Ogg was one of those creatures with a liking for human flesh too, but thankfully only dead ones. With live humans the giant cockroaches still adopted a servile manner. Almost as if they were guilty of robbing the humans of their rightful place from the top of the food chain. That said, they weren’t above enjoying flesh of live children from time to time.
The leader turned to face his people.
“Ogg has found a shelter,” he said, his dark eyes flashing maniacally. “Not far from here. Deliverance is not far away. We must maintain our courage.”
His words seemed to put new heart into his people. They squared their shoulders, eyes glinting with the cornered animal’s desperate strength.
Ogg the cockroach took off into the sky, staying just within sight of the party.
With Ogg’s outline visible in the distance, the humans moved on, infused by a new fire. Several of them were even smiling now, their chapped lips exposing rotten gums. Some were even chattering. It was as if the death and suffering they had witnessed a few moments ago had never happened.
Something large was coming into view. Several large somethings.
Ogg had alighted.
The humans saw a strange sight before them.
Out of the ground rose several huge black spikes like the tentacles of a giant squid, dwarfing everything else in the vicinity. They were made of a material so black, that it was a relief just to stare at them, in this blinding white landscape where it hurt to just look at anything. The humans could feel the heat radiating from the spikes. There were about twenty of these spikes scattered about the area. Perhaps it was the incongruity of the spikes in the bleak landscape, but they radiated an ancient, almost alien power.
Ogg was pointing his feelers towards the central spike, a monstrous thing almost hundred metres long.

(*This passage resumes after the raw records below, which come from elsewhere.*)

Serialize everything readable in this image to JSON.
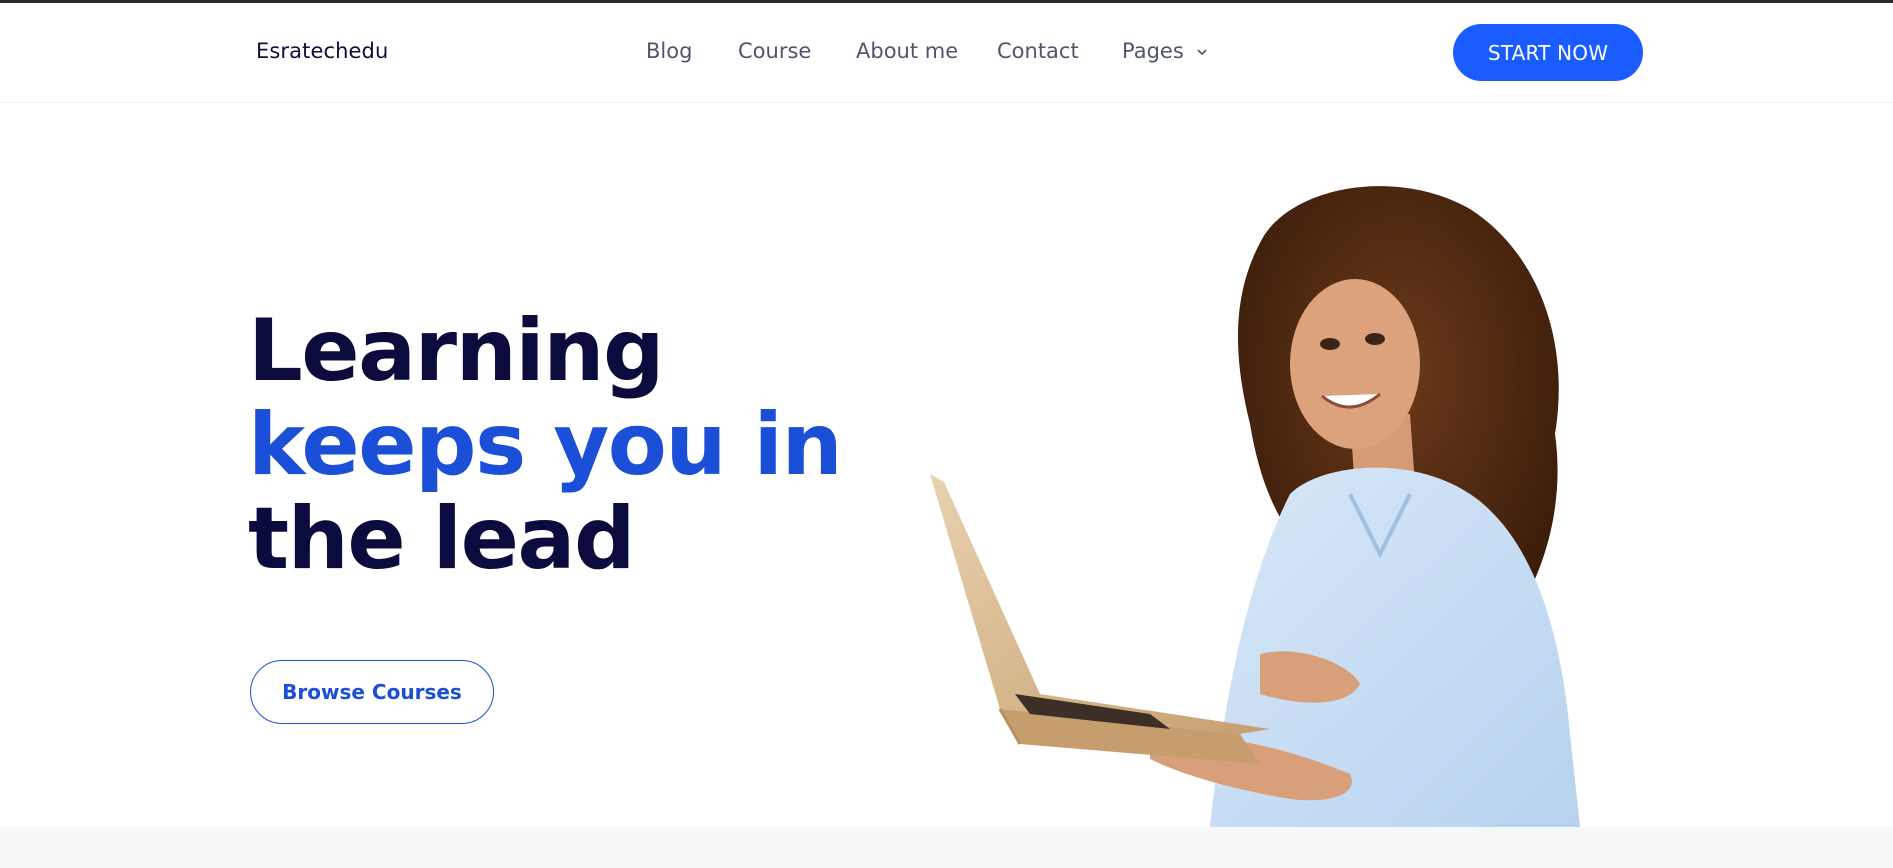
{
  "header": {
    "logo": "Esratechedu",
    "nav": [
      {
        "label": "Blog"
      },
      {
        "label": "Course"
      },
      {
        "label": "About me"
      },
      {
        "label": "Contact"
      },
      {
        "label": "Pages",
        "has_dropdown": true
      }
    ],
    "cta_label": "START NOW"
  },
  "hero": {
    "headline_line1": "Learning",
    "headline_line2": "keeps you in",
    "headline_line3": "the lead",
    "button_label": "Browse Courses",
    "image": "woman-with-laptop"
  },
  "colors": {
    "accent_blue": "#1a5cff",
    "headline_dark": "#0b0b3d",
    "headline_blue": "#1b4fd8",
    "nav_text": "#51566a"
  },
  "icons": {
    "pages_dropdown": "chevron-down-icon"
  }
}
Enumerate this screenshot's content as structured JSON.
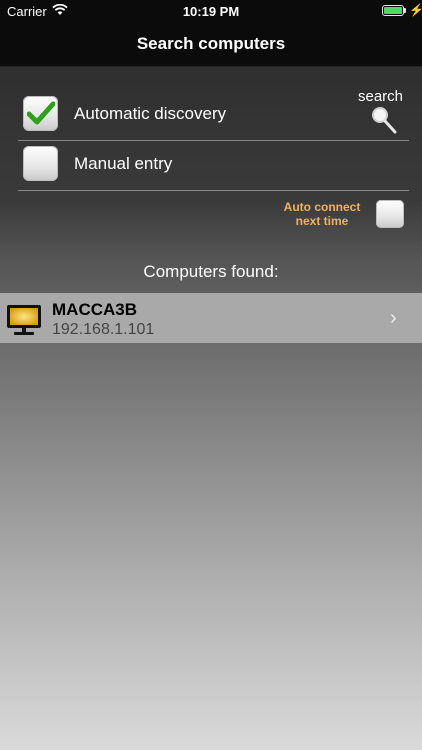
{
  "status_bar": {
    "carrier": "Carrier",
    "time": "10:19 PM",
    "battery_color": "#4cd964"
  },
  "nav": {
    "title": "Search computers"
  },
  "discovery": {
    "automatic": {
      "label": "Automatic discovery",
      "checked": true
    },
    "manual": {
      "label": "Manual entry",
      "checked": false
    }
  },
  "search": {
    "label": "search",
    "icon": "magnifier-icon"
  },
  "auto_connect": {
    "label_line1": "Auto connect",
    "label_line2": "next time",
    "checked": false,
    "color": "#f0b060"
  },
  "computers": {
    "header": "Computers found:",
    "items": [
      {
        "name": "MACCA3B",
        "ip": "192.168.1.101",
        "icon": "monitor-icon"
      }
    ]
  }
}
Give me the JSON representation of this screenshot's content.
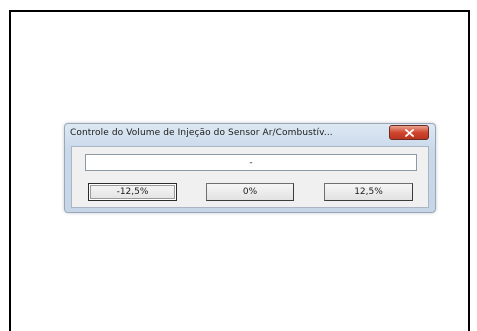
{
  "dialog": {
    "title": "Controle do Volume de Injeção do Sensor Ar/Combustív...",
    "field_value": "-",
    "buttons": {
      "minus_label": "-12,5%",
      "zero_label": "0%",
      "plus_label": "12,5%"
    },
    "close_icon": "close-x-icon",
    "colors": {
      "titlebar": "#c9d9ea",
      "close_button": "#d0472f",
      "client_area": "#f0f0f0"
    }
  }
}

The humans shuffled forward cautiously, awe and fear in every face.
The Grima turned towards the people.
“It is time to find a new home.”